Work to complete ::
Return every entry exactly as it is written in the listing.

Given records ::
☆ ☆ ☆ ☆ ☆ ☆ ☆

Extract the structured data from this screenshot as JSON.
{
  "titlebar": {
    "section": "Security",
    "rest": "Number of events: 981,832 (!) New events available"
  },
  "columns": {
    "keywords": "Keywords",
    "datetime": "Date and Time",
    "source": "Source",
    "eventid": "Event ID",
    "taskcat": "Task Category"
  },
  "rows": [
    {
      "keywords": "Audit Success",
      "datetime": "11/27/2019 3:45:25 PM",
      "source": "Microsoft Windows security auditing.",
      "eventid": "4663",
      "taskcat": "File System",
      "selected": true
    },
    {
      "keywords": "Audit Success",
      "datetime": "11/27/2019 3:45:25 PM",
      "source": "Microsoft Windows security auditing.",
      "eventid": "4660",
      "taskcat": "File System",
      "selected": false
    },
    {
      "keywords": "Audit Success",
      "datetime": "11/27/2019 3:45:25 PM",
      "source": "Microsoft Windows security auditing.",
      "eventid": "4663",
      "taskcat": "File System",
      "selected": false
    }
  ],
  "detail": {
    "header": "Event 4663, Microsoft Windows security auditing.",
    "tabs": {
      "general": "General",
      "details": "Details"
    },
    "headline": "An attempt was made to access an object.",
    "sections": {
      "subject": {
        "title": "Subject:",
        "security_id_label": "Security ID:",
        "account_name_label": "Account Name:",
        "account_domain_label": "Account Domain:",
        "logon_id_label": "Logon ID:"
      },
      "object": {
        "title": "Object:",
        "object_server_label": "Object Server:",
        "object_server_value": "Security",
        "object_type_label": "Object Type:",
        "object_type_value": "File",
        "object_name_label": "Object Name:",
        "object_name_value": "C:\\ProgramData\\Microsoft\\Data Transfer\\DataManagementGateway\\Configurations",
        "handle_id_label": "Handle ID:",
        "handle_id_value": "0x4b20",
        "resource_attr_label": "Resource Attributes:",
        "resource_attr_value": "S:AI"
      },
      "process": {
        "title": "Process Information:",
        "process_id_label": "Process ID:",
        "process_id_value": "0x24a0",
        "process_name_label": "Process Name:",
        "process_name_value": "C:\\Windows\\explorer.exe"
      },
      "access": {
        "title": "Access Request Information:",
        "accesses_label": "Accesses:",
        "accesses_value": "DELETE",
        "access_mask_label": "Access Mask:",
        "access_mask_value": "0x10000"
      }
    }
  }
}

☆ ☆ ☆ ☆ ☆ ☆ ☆

Answer area ::
Extract the structured data from this screenshot as JSON.
{
  "titlebar": {
    "section": "Security",
    "rest": "Number of events: 981,832 (!) New events available"
  },
  "columns": {
    "keywords": "Keywords",
    "datetime": "Date and Time",
    "source": "Source",
    "eventid": "Event ID",
    "taskcat": "Task Category"
  },
  "rows": [
    {
      "keywords": "Audit Success",
      "datetime": "11/27/2019 3:45:25 PM",
      "source": "Microsoft Windows security auditing.",
      "eventid": "4663",
      "taskcat": "File System",
      "selected": true
    },
    {
      "keywords": "Audit Success",
      "datetime": "11/27/2019 3:45:25 PM",
      "source": "Microsoft Windows security auditing.",
      "eventid": "4660",
      "taskcat": "File System",
      "selected": false
    },
    {
      "keywords": "Audit Success",
      "datetime": "11/27/2019 3:45:25 PM",
      "source": "Microsoft Windows security auditing.",
      "eventid": "4663",
      "taskcat": "File System",
      "selected": false
    }
  ],
  "detail": {
    "header": "Event 4663, Microsoft Windows security auditing.",
    "tabs": {
      "general": "General",
      "details": "Details"
    },
    "headline": "An attempt was made to access an object.",
    "sections": {
      "subject": {
        "title": "Subject:",
        "security_id_label": "Security ID:",
        "account_name_label": "Account Name:",
        "account_domain_label": "Account Domain:",
        "logon_id_label": "Logon ID:"
      },
      "object": {
        "title": "Object:",
        "object_server_label": "Object Server:",
        "object_server_value": "Security",
        "object_type_label": "Object Type:",
        "object_type_value": "File",
        "object_name_label": "Object Name:",
        "object_name_value": "C:\\ProgramData\\Microsoft\\Data Transfer\\DataManagementGateway\\Configurations",
        "handle_id_label": "Handle ID:",
        "handle_id_value": "0x4b20",
        "resource_attr_label": "Resource Attributes:",
        "resource_attr_value": "S:AI"
      },
      "process": {
        "title": "Process Information:",
        "process_id_label": "Process ID:",
        "process_id_value": "0x24a0",
        "process_name_label": "Process Name:",
        "process_name_value": "C:\\Windows\\explorer.exe"
      },
      "access": {
        "title": "Access Request Information:",
        "accesses_label": "Accesses:",
        "accesses_value": "DELETE",
        "access_mask_label": "Access Mask:",
        "access_mask_value": "0x10000"
      }
    }
  }
}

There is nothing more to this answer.